[Dataset rows for apps and sites]
>>

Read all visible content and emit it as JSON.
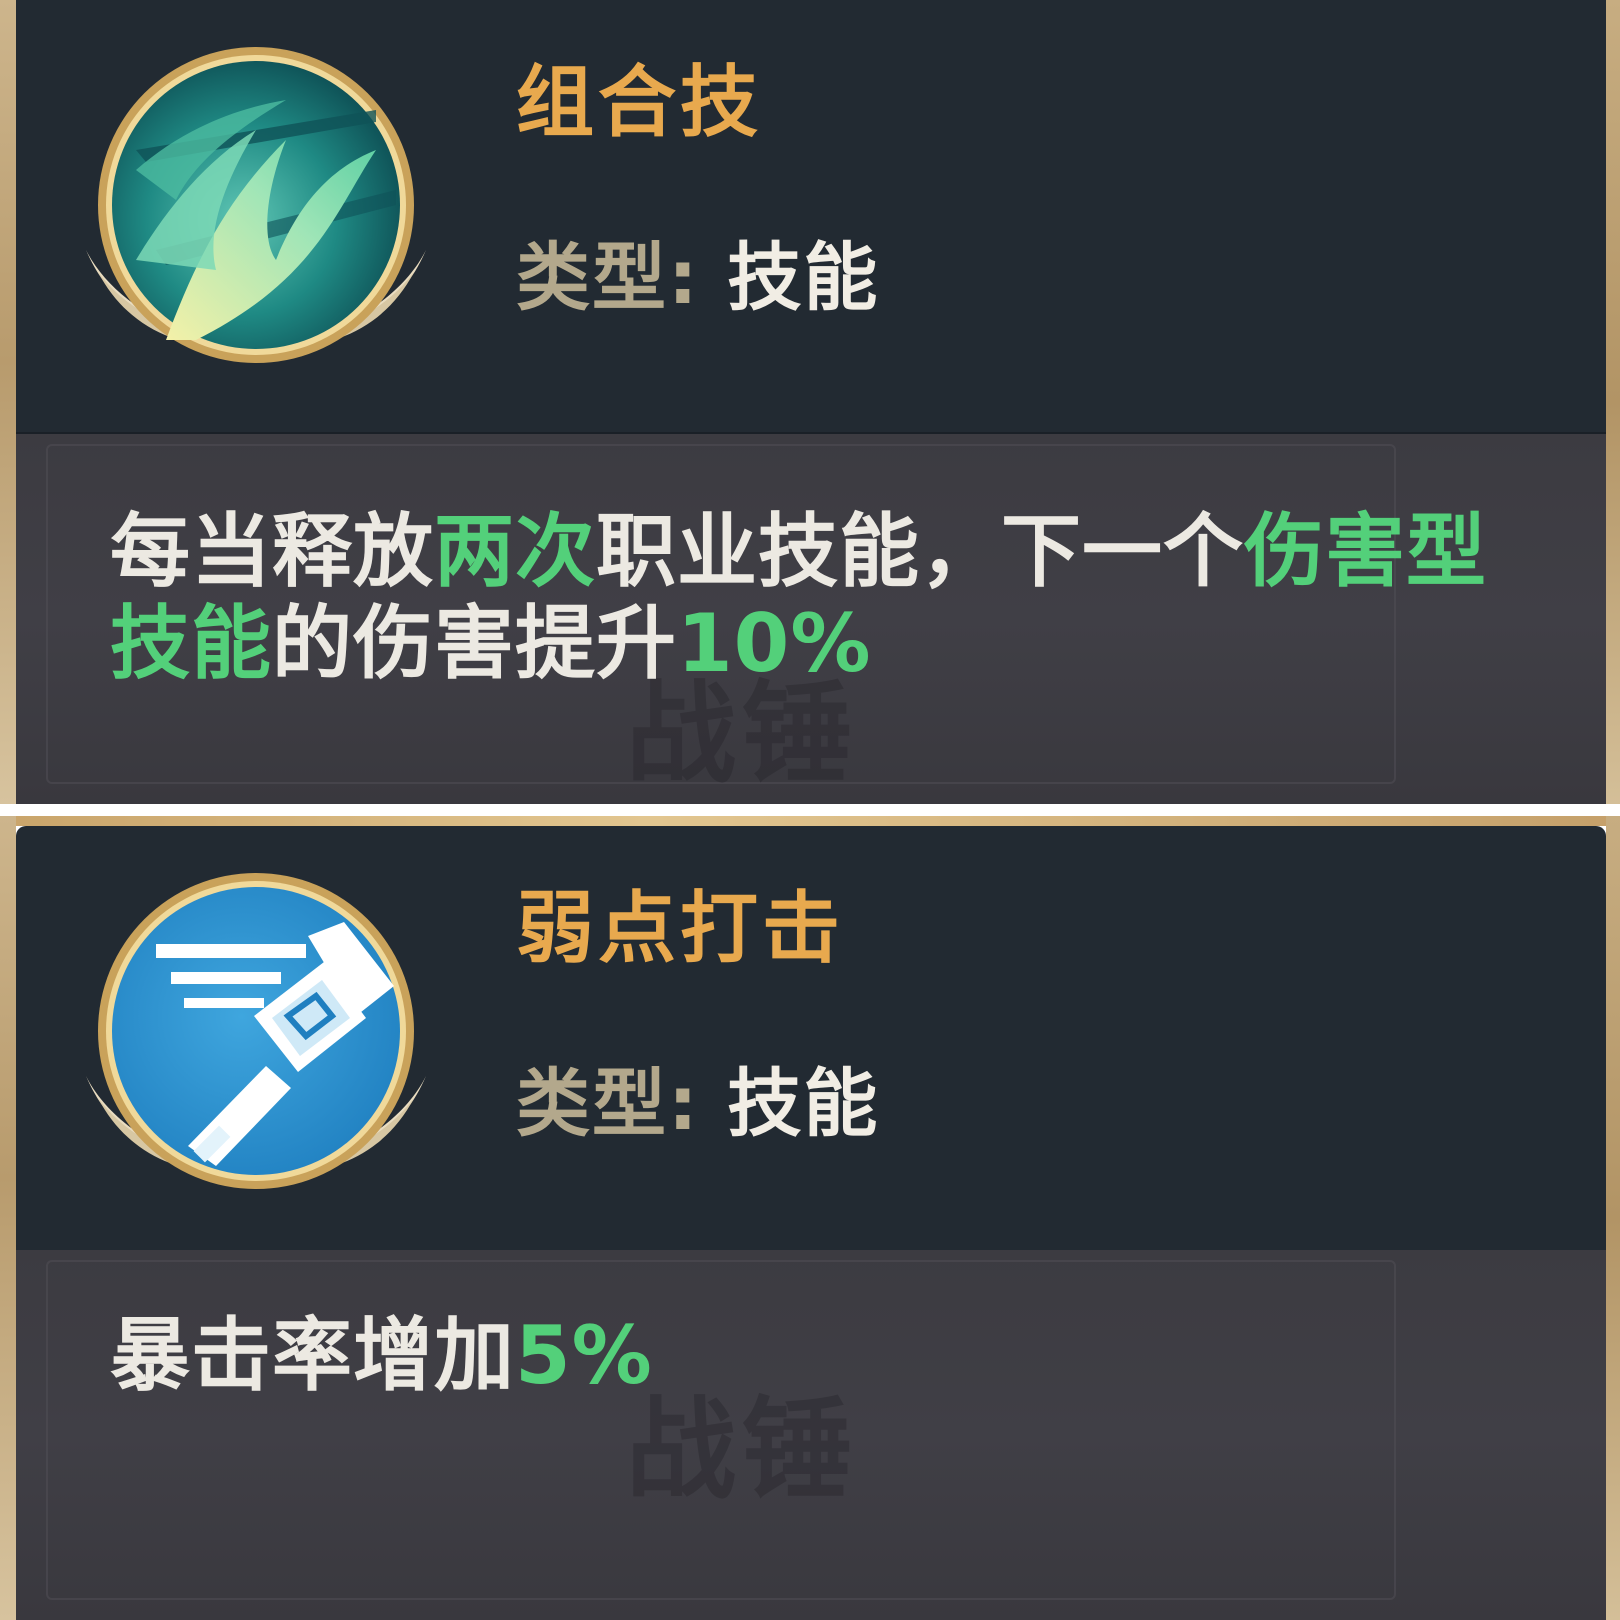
{
  "cards": [
    {
      "icon": "wave-claw-skill-icon",
      "title": "组合技",
      "type_label": "类型:",
      "type_value": "技能",
      "description": {
        "p1": "每当释放",
        "h1": "两次",
        "p2": "职业技能，下一个",
        "h2": "伤害型",
        "h3": "技能",
        "p3": "的伤害提升",
        "h4": "10%"
      },
      "watermark": "战锤"
    },
    {
      "icon": "hammer-skill-icon",
      "title": "弱点打击",
      "type_label": "类型:",
      "type_value": "技能",
      "description": {
        "p1": "暴击率增加",
        "h1": "5%"
      },
      "watermark": "战锤"
    }
  ],
  "colors": {
    "title": "#e8a94e",
    "highlight": "#53d07a",
    "text": "#ece9e2",
    "header_bg": "#222a32",
    "body_bg": "#3d3c42"
  }
}
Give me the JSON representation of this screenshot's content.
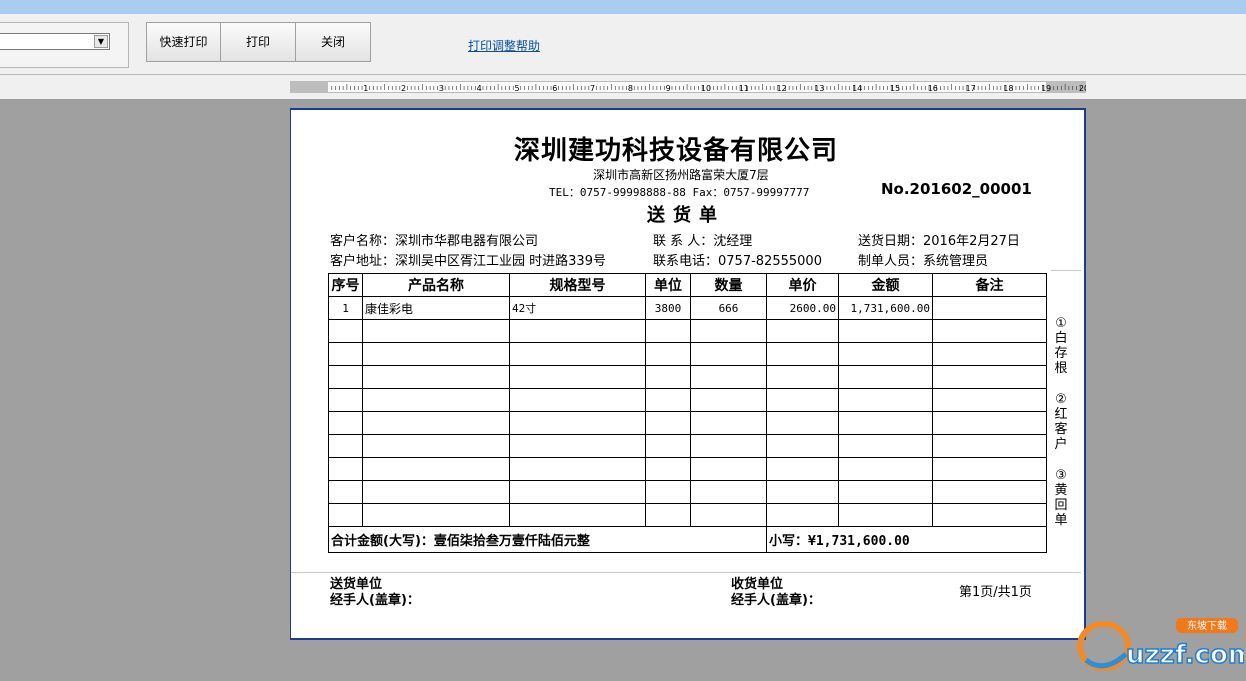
{
  "toolbar": {
    "quick_print_label": "快速打印",
    "print_label": "打印",
    "close_label": "关闭",
    "help_link": "打印调整帮助",
    "combo_value": ""
  },
  "ruler": {
    "labels": [
      "1",
      "2",
      "3",
      "4",
      "5",
      "6",
      "7",
      "8",
      "9",
      "10",
      "11",
      "12",
      "13",
      "14",
      "15",
      "16",
      "17",
      "18",
      "19",
      "20"
    ]
  },
  "document": {
    "company_name": "深圳建功科技设备有限公司",
    "address": "深圳市高新区扬州路富荣大厦7层",
    "contact": "TEL：0757-99998888-88 Fax：0757-99997777",
    "doc_number": "No.201602_00001",
    "doc_title": "送货单",
    "customer_name_label": "客户名称：",
    "customer_name": "深圳市华郡电器有限公司",
    "contact_person_label": "联 系 人：",
    "contact_person": "沈经理",
    "delivery_date_label": "送货日期：",
    "delivery_date": "2016年2月27日",
    "customer_address_label": "客户地址：",
    "customer_address": "深圳吴中区胥江工业园 时进路339号",
    "phone_label": "联系电话：",
    "phone": "0757-82555000",
    "creator_label": "制单人员：",
    "creator": "系统管理员"
  },
  "table": {
    "columns": [
      "序号",
      "产品名称",
      "规格型号",
      "单位",
      "数量",
      "单价",
      "金额",
      "备注"
    ],
    "rows": [
      [
        "1",
        "康佳彩电",
        "42寸",
        "3800",
        "666",
        "2600.00",
        "1,731,600.00",
        ""
      ]
    ],
    "empty_rows": 9,
    "total_cn_label": "合计金额(大写)：",
    "total_cn": "壹佰柒拾叁万壹仟陆佰元整",
    "total_small_label": "小写：",
    "total_small": "¥1,731,600.00"
  },
  "copies": [
    "①白存根",
    "②红客户",
    "③黄回单"
  ],
  "footer": {
    "sender_unit": "送货单位",
    "sender_handler": "经手人(盖章)：",
    "receiver_unit": "收货单位",
    "receiver_handler": "经手人(盖章)：",
    "page_info": "第1页/共1页"
  },
  "watermark": {
    "logo_text": "uzzf.com",
    "badge_text": "东坡下载"
  }
}
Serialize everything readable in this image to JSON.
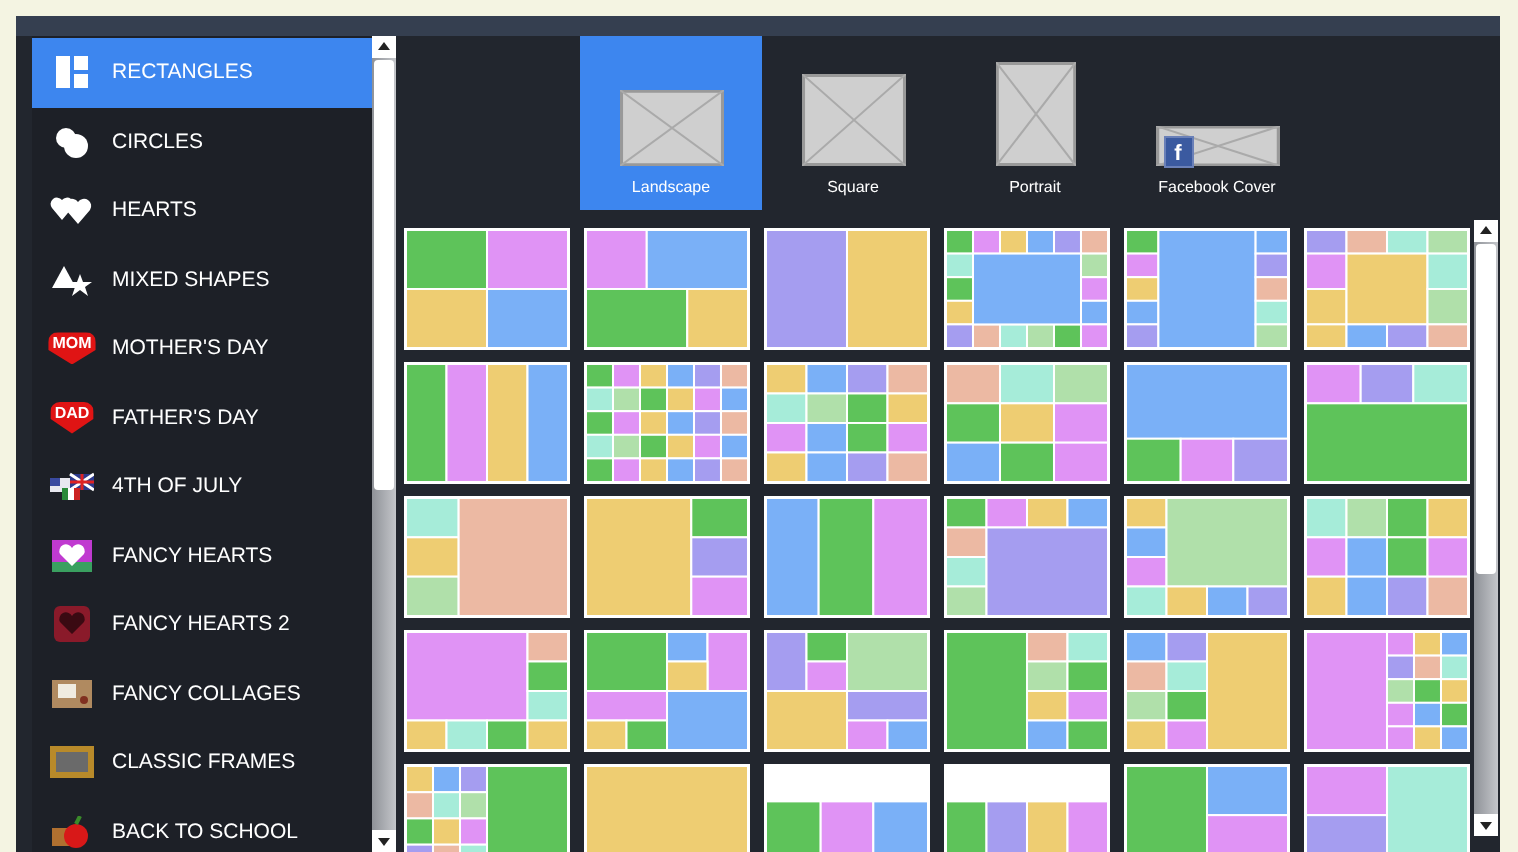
{
  "sidebar": {
    "items": [
      {
        "label": "RECTANGLES",
        "selected": true
      },
      {
        "label": "CIRCLES",
        "selected": false
      },
      {
        "label": "HEARTS",
        "selected": false
      },
      {
        "label": "MIXED SHAPES",
        "selected": false
      },
      {
        "label": "MOTHER'S DAY",
        "selected": false,
        "badge": "MOM"
      },
      {
        "label": "FATHER'S DAY",
        "selected": false,
        "badge": "DAD"
      },
      {
        "label": "4TH OF JULY",
        "selected": false
      },
      {
        "label": "FANCY HEARTS",
        "selected": false
      },
      {
        "label": "FANCY HEARTS 2",
        "selected": false
      },
      {
        "label": "FANCY COLLAGES",
        "selected": false
      },
      {
        "label": "CLASSIC FRAMES",
        "selected": false
      },
      {
        "label": "BACK TO SCHOOL",
        "selected": false
      }
    ]
  },
  "formats": [
    {
      "label": "Landscape",
      "selected": true
    },
    {
      "label": "Square",
      "selected": false
    },
    {
      "label": "Portrait",
      "selected": false
    },
    {
      "label": "Facebook Cover",
      "selected": false,
      "badge": "f"
    }
  ]
}
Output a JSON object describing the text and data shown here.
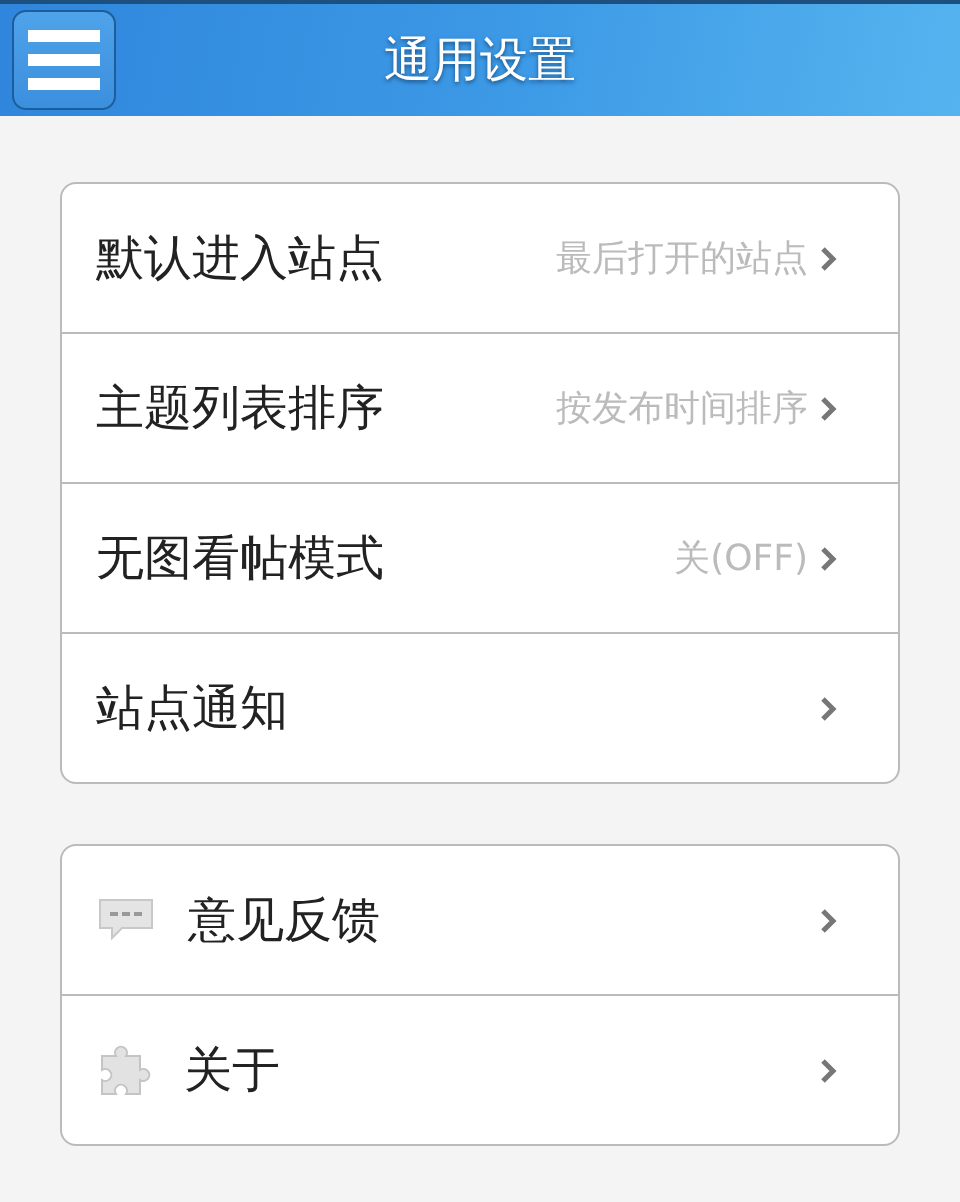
{
  "header": {
    "title": "通用设置"
  },
  "groups": [
    {
      "items": [
        {
          "label": "默认进入站点",
          "value": "最后打开的站点"
        },
        {
          "label": "主题列表排序",
          "value": "按发布时间排序"
        },
        {
          "label": "无图看帖模式",
          "value": "关(OFF)"
        },
        {
          "label": "站点通知"
        }
      ]
    },
    {
      "items": [
        {
          "label": "意见反馈",
          "kind": "chat"
        },
        {
          "label": "关于",
          "kind": "puzzle"
        }
      ]
    }
  ]
}
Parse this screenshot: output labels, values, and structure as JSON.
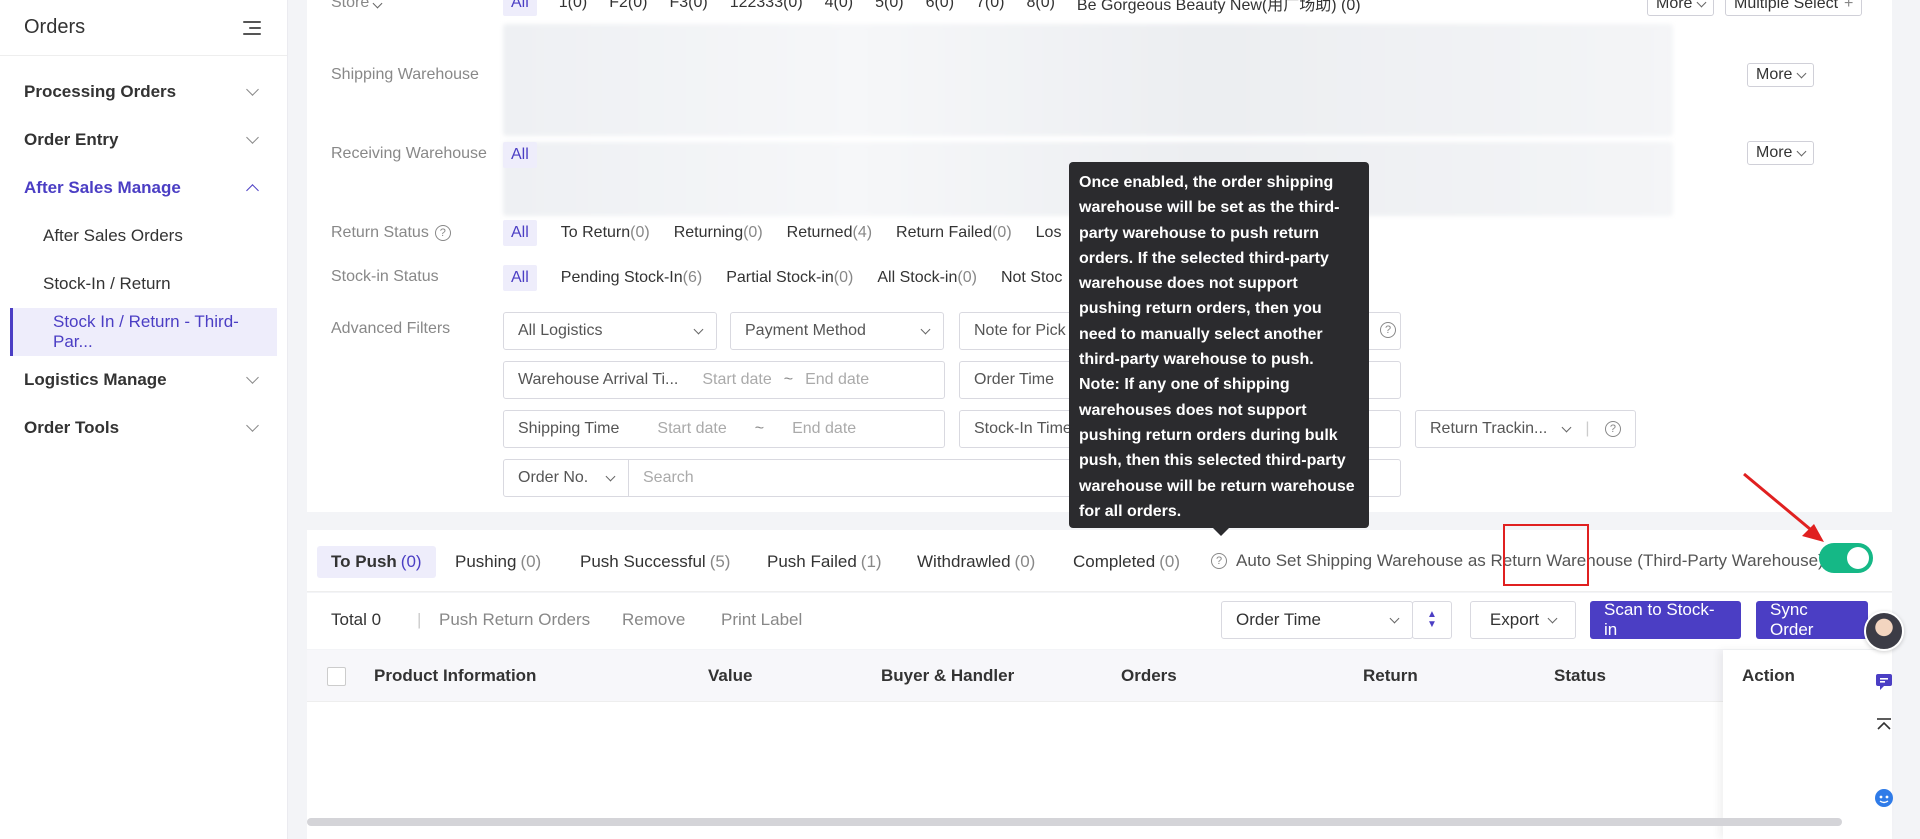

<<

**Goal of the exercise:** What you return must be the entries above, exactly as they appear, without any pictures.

**Answer box:**
Read all visible content and emit it as JSON.
{
  "cards": [
    {
      "icon": "wave-claw-skill-icon",
      "title": "组合技",
      "type_label": "类型:",
      "type_value": "技能",
      "description": {
        "p1": "每当释放",
        "h1": "两次",
        "p2": "职业技能，下一个",
        "h2": "伤害型",
        "h3": "技能",
        "p3": "的伤害提升",
        "h4": "10%"
      },
      "watermark": "战锤"
    },
    {
      "icon": "hammer-skill-icon",
      "title": "弱点打击",
      "type_label": "类型:",
      "type_value": "技能",
      "description": {
        "p1": "暴击率增加",
        "h1": "5%"
      },
      "watermark": "战锤"
    }
  ],
  "colors": {
    "title": "#e8a94e",
    "highlight": "#53d07a",
    "text": "#ece9e2",
    "header_bg": "#222a32",
    "body_bg": "#3d3c42"
  }
}
Give me the JSON representation of this screenshot's content.
{
  "toolbar": {
    "quick_print_label": "快速打印",
    "print_label": "打印",
    "close_label": "关闭",
    "help_link": "打印调整帮助",
    "combo_value": ""
  },
  "ruler": {
    "labels": [
      "1",
      "2",
      "3",
      "4",
      "5",
      "6",
      "7",
      "8",
      "9",
      "10",
      "11",
      "12",
      "13",
      "14",
      "15",
      "16",
      "17",
      "18",
      "19",
      "20"
    ]
  },
  "document": {
    "company_name": "深圳建功科技设备有限公司",
    "address": "深圳市高新区扬州路富荣大厦7层",
    "contact": "TEL：0757-99998888-88 Fax：0757-99997777",
    "doc_number": "No.201602_00001",
    "doc_title": "送货单",
    "customer_name_label": "客户名称：",
    "customer_name": "深圳市华郡电器有限公司",
    "contact_person_label": "联 系 人：",
    "contact_person": "沈经理",
    "delivery_date_label": "送货日期：",
    "delivery_date": "2016年2月27日",
    "customer_address_label": "客户地址：",
    "customer_address": "深圳吴中区胥江工业园 时进路339号",
    "phone_label": "联系电话：",
    "phone": "0757-82555000",
    "creator_label": "制单人员：",
    "creator": "系统管理员"
  },
  "table": {
    "columns": [
      "序号",
      "产品名称",
      "规格型号",
      "单位",
      "数量",
      "单价",
      "金额",
      "备注"
    ],
    "rows": [
      [
        "1",
        "康佳彩电",
        "42寸",
        "3800",
        "666",
        "2600.00",
        "1,731,600.00",
        ""
      ]
    ],
    "empty_rows": 9,
    "total_cn_label": "合计金额(大写)：",
    "total_cn": "壹佰柒拾叁万壹仟陆佰元整",
    "total_small_label": "小写：",
    "total_small": "¥1,731,600.00"
  },
  "copies": [
    "①白存根",
    "②红客户",
    "③黄回单"
  ],
  "footer": {
    "sender_unit": "送货单位",
    "sender_handler": "经手人(盖章)：",
    "receiver_unit": "收货单位",
    "receiver_handler": "经手人(盖章)：",
    "page_info": "第1页/共1页"
  },
  "watermark": {
    "logo_text": "uzzf.com",
    "badge_text": "东坡下载"
  }
}
Serialize everything readable in this image to JSON.
{
  "sidebar": {
    "items": [
      {
        "label": "RECTANGLES",
        "selected": true
      },
      {
        "label": "CIRCLES",
        "selected": false
      },
      {
        "label": "HEARTS",
        "selected": false
      },
      {
        "label": "MIXED SHAPES",
        "selected": false
      },
      {
        "label": "MOTHER'S DAY",
        "selected": false,
        "badge": "MOM"
      },
      {
        "label": "FATHER'S DAY",
        "selected": false,
        "badge": "DAD"
      },
      {
        "label": "4TH OF JULY",
        "selected": false
      },
      {
        "label": "FANCY HEARTS",
        "selected": false
      },
      {
        "label": "FANCY HEARTS 2",
        "selected": false
      },
      {
        "label": "FANCY COLLAGES",
        "selected": false
      },
      {
        "label": "CLASSIC FRAMES",
        "selected": false
      },
      {
        "label": "BACK TO SCHOOL",
        "selected": false
      }
    ]
  },
  "formats": [
    {
      "label": "Landscape",
      "selected": true
    },
    {
      "label": "Square",
      "selected": false
    },
    {
      "label": "Portrait",
      "selected": false
    },
    {
      "label": "Facebook Cover",
      "selected": false,
      "badge": "f"
    }
  ]
}
Output a JSON object describing the text and data shown here.
{
  "header": {
    "title": "通用设置"
  },
  "groups": [
    {
      "items": [
        {
          "label": "默认进入站点",
          "value": "最后打开的站点"
        },
        {
          "label": "主题列表排序",
          "value": "按发布时间排序"
        },
        {
          "label": "无图看帖模式",
          "value": "关(OFF)"
        },
        {
          "label": "站点通知"
        }
      ]
    },
    {
      "items": [
        {
          "label": "意见反馈",
          "kind": "chat"
        },
        {
          "label": "关于",
          "kind": "puzzle"
        }
      ]
    }
  ]
}
Parse this screenshot: output labels, values, and structure as JSON.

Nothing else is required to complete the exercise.